> What needs to be done
Look through the listing below for the string "Assistant". Show each line where it occurs.

> Input for this task
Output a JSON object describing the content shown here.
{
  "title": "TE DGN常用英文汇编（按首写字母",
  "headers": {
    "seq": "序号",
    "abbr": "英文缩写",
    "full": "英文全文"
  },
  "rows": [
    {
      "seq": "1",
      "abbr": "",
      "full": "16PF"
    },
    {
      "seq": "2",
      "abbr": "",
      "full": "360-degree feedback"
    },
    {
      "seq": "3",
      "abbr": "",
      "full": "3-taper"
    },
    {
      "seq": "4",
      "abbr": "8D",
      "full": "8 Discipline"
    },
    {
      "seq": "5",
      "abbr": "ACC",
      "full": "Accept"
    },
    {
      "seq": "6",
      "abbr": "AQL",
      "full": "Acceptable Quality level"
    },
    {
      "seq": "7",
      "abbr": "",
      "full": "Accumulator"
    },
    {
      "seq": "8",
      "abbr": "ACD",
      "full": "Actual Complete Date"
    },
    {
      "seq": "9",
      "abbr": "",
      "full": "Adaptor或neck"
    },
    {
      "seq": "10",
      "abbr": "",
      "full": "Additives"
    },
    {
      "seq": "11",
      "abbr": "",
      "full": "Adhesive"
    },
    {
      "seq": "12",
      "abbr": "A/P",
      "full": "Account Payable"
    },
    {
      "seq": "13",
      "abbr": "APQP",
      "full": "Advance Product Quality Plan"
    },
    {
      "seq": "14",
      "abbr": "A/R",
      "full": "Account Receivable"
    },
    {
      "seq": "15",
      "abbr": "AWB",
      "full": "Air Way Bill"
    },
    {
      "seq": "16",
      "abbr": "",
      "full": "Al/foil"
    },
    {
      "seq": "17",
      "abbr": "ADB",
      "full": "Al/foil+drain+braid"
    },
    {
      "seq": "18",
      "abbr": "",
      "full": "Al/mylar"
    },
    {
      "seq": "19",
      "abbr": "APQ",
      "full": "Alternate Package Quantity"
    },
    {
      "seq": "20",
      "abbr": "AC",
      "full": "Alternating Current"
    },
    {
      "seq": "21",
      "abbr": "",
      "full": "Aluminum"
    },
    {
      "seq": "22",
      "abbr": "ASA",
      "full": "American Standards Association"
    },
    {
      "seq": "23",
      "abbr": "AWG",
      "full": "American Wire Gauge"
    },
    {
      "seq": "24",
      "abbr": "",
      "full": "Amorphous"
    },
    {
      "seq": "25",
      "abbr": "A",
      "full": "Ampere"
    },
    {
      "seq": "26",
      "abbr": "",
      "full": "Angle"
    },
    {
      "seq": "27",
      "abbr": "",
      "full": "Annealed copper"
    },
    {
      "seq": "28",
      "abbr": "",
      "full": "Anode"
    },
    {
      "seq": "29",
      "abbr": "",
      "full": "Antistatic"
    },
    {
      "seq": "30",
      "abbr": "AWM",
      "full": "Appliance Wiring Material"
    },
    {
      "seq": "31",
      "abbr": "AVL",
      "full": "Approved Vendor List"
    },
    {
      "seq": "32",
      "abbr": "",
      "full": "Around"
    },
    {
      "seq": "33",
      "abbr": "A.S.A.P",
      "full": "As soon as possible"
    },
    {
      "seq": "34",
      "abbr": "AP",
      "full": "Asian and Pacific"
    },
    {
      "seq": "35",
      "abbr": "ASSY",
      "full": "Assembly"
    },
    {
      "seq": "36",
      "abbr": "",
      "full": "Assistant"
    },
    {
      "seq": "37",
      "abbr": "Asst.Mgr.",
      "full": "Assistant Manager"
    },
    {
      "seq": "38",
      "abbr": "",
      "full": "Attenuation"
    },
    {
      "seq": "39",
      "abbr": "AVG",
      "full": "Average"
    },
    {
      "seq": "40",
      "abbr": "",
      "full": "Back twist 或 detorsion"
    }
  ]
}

> Reply to the task
      "full": "Assistant"
      "full": "Assistant Manager"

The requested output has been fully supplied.